- _Dataset rows describing interfaces_
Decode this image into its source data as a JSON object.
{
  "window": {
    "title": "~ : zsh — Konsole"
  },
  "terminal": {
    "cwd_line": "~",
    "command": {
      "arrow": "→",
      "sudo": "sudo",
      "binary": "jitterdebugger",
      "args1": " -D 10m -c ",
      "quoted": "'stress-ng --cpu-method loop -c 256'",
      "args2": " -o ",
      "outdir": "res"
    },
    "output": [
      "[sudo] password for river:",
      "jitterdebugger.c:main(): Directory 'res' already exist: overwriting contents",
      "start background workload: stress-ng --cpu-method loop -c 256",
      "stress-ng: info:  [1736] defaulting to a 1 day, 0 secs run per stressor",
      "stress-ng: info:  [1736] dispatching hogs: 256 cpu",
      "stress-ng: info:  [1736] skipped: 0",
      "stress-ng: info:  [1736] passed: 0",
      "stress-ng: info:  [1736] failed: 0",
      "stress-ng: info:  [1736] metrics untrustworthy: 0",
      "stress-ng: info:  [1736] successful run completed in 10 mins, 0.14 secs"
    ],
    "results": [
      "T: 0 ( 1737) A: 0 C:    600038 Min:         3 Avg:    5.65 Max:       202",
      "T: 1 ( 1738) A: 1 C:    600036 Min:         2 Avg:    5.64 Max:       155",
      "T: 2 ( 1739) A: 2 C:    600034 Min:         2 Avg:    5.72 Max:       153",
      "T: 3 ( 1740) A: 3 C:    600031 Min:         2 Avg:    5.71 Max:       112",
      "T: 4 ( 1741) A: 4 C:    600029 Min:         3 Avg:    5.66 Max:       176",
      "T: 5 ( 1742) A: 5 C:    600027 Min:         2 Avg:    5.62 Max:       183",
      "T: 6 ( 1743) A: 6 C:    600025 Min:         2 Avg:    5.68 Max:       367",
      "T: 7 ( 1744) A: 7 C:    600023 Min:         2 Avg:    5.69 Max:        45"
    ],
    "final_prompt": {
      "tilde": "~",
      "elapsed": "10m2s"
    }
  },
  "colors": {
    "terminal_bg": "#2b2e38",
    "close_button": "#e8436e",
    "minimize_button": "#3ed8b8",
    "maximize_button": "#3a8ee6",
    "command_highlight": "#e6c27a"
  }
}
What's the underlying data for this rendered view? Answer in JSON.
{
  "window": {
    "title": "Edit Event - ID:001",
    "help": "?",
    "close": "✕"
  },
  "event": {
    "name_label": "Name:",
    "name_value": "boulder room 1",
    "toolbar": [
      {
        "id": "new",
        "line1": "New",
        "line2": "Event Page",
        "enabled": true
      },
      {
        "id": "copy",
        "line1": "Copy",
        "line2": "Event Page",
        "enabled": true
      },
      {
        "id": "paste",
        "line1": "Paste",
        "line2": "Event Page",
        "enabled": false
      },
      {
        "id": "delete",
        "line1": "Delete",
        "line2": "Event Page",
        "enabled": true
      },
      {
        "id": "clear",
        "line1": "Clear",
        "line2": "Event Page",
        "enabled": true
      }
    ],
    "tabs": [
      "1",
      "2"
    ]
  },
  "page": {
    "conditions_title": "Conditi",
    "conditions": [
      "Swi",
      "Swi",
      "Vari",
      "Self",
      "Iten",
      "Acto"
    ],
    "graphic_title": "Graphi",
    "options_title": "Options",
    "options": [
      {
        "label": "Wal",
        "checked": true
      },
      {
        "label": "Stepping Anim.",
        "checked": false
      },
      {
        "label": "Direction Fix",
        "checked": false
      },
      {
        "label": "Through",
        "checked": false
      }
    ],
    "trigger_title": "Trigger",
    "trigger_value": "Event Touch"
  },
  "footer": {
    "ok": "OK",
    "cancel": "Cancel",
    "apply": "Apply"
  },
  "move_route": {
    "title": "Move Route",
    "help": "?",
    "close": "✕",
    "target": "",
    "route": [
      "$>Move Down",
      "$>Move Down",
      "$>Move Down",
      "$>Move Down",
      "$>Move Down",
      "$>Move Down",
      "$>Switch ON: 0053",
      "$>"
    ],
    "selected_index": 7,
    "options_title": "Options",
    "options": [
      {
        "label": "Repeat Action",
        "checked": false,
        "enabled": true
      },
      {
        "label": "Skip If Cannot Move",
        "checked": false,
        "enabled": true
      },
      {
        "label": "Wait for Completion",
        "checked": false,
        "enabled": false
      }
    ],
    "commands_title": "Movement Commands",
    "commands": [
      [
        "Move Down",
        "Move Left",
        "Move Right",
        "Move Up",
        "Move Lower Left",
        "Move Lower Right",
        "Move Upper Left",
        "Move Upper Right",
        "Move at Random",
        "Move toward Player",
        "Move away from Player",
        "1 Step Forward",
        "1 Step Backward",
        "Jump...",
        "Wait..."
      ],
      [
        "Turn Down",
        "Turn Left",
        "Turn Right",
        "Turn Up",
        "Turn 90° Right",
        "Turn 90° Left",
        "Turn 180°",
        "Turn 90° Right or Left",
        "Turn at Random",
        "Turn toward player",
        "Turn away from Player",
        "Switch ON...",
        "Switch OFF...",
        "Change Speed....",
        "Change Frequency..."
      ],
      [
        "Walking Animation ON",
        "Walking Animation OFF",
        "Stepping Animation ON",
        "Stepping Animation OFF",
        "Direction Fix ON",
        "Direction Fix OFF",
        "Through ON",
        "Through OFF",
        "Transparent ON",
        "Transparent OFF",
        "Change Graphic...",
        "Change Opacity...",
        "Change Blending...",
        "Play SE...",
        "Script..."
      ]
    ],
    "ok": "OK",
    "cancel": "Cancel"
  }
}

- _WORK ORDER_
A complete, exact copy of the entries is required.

- _RESULT OF THIS EXERCISE_
Decode this image into its source data as a JSON object.
{
  "window": {
    "title": "~ : zsh — Konsole"
  },
  "terminal": {
    "cwd_line": "~",
    "command": {
      "arrow": "→",
      "sudo": "sudo",
      "binary": "jitterdebugger",
      "args1": " -D 10m -c ",
      "quoted": "'stress-ng --cpu-method loop -c 256'",
      "args2": " -o ",
      "outdir": "res"
    },
    "output": [
      "[sudo] password for river:",
      "jitterdebugger.c:main(): Directory 'res' already exist: overwriting contents",
      "start background workload: stress-ng --cpu-method loop -c 256",
      "stress-ng: info:  [1736] defaulting to a 1 day, 0 secs run per stressor",
      "stress-ng: info:  [1736] dispatching hogs: 256 cpu",
      "stress-ng: info:  [1736] skipped: 0",
      "stress-ng: info:  [1736] passed: 0",
      "stress-ng: info:  [1736] failed: 0",
      "stress-ng: info:  [1736] metrics untrustworthy: 0",
      "stress-ng: info:  [1736] successful run completed in 10 mins, 0.14 secs"
    ],
    "results": [
      "T: 0 ( 1737) A: 0 C:    600038 Min:         3 Avg:    5.65 Max:       202",
      "T: 1 ( 1738) A: 1 C:    600036 Min:         2 Avg:    5.64 Max:       155",
      "T: 2 ( 1739) A: 2 C:    600034 Min:         2 Avg:    5.72 Max:       153",
      "T: 3 ( 1740) A: 3 C:    600031 Min:         2 Avg:    5.71 Max:       112",
      "T: 4 ( 1741) A: 4 C:    600029 Min:         3 Avg:    5.66 Max:       176",
      "T: 5 ( 1742) A: 5 C:    600027 Min:         2 Avg:    5.62 Max:       183",
      "T: 6 ( 1743) A: 6 C:    600025 Min:         2 Avg:    5.68 Max:       367",
      "T: 7 ( 1744) A: 7 C:    600023 Min:         2 Avg:    5.69 Max:        45"
    ],
    "final_prompt": {
      "tilde": "~",
      "elapsed": "10m2s"
    }
  },
  "colors": {
    "terminal_bg": "#2b2e38",
    "close_button": "#e8436e",
    "minimize_button": "#3ed8b8",
    "maximize_button": "#3a8ee6",
    "command_highlight": "#e6c27a"
  }
}
What's the underlying data for this rendered view? Answer in JSON.
{
  "window": {
    "title": "Edit Event - ID:001",
    "help": "?",
    "close": "✕"
  },
  "event": {
    "name_label": "Name:",
    "name_value": "boulder room 1",
    "toolbar": [
      {
        "id": "new",
        "line1": "New",
        "line2": "Event Page",
        "enabled": true
      },
      {
        "id": "copy",
        "line1": "Copy",
        "line2": "Event Page",
        "enabled": true
      },
      {
        "id": "paste",
        "line1": "Paste",
        "line2": "Event Page",
        "enabled": false
      },
      {
        "id": "delete",
        "line1": "Delete",
        "line2": "Event Page",
        "enabled": true
      },
      {
        "id": "clear",
        "line1": "Clear",
        "line2": "Event Page",
        "enabled": true
      }
    ],
    "tabs": [
      "1",
      "2"
    ]
  },
  "page": {
    "conditions_title": "Conditi",
    "conditions": [
      "Swi",
      "Swi",
      "Vari",
      "Self",
      "Iten",
      "Acto"
    ],
    "graphic_title": "Graphi",
    "options_title": "Options",
    "options": [
      {
        "label": "Wal",
        "checked": true
      },
      {
        "label": "Stepping Anim.",
        "checked": false
      },
      {
        "label": "Direction Fix",
        "checked": false
      },
      {
        "label": "Through",
        "checked": false
      }
    ],
    "trigger_title": "Trigger",
    "trigger_value": "Event Touch"
  },
  "footer": {
    "ok": "OK",
    "cancel": "Cancel",
    "apply": "Apply"
  },
  "move_route": {
    "title": "Move Route",
    "help": "?",
    "close": "✕",
    "target": "",
    "route": [
      "$>Move Down",
      "$>Move Down",
      "$>Move Down",
      "$>Move Down",
      "$>Move Down",
      "$>Move Down",
      "$>Switch ON: 0053",
      "$>"
    ],
    "selected_index": 7,
    "options_title": "Options",
    "options": [
      {
        "label": "Repeat Action",
        "checked": false,
        "enabled": true
      },
      {
        "label": "Skip If Cannot Move",
        "checked": false,
        "enabled": true
      },
      {
        "label": "Wait for Completion",
        "checked": false,
        "enabled": false
      }
    ],
    "commands_title": "Movement Commands",
    "commands": [
      [
        "Move Down",
        "Move Left",
        "Move Right",
        "Move Up",
        "Move Lower Left",
        "Move Lower Right",
        "Move Upper Left",
        "Move Upper Right",
        "Move at Random",
        "Move toward Player",
        "Move away from Player",
        "1 Step Forward",
        "1 Step Backward",
        "Jump...",
        "Wait..."
      ],
      [
        "Turn Down",
        "Turn Left",
        "Turn Right",
        "Turn Up",
        "Turn 90° Right",
        "Turn 90° Left",
        "Turn 180°",
        "Turn 90° Right or Left",
        "Turn at Random",
        "Turn toward player",
        "Turn away from Player",
        "Switch ON...",
        "Switch OFF...",
        "Change Speed....",
        "Change Frequency..."
      ],
      [
        "Walking Animation ON",
        "Walking Animation OFF",
        "Stepping Animation ON",
        "Stepping Animation OFF",
        "Direction Fix ON",
        "Direction Fix OFF",
        "Through ON",
        "Through OFF",
        "Transparent ON",
        "Transparent OFF",
        "Change Graphic...",
        "Change Opacity...",
        "Change Blending...",
        "Play SE...",
        "Script..."
      ]
    ],
    "ok": "OK",
    "cancel": "Cancel"
  }
}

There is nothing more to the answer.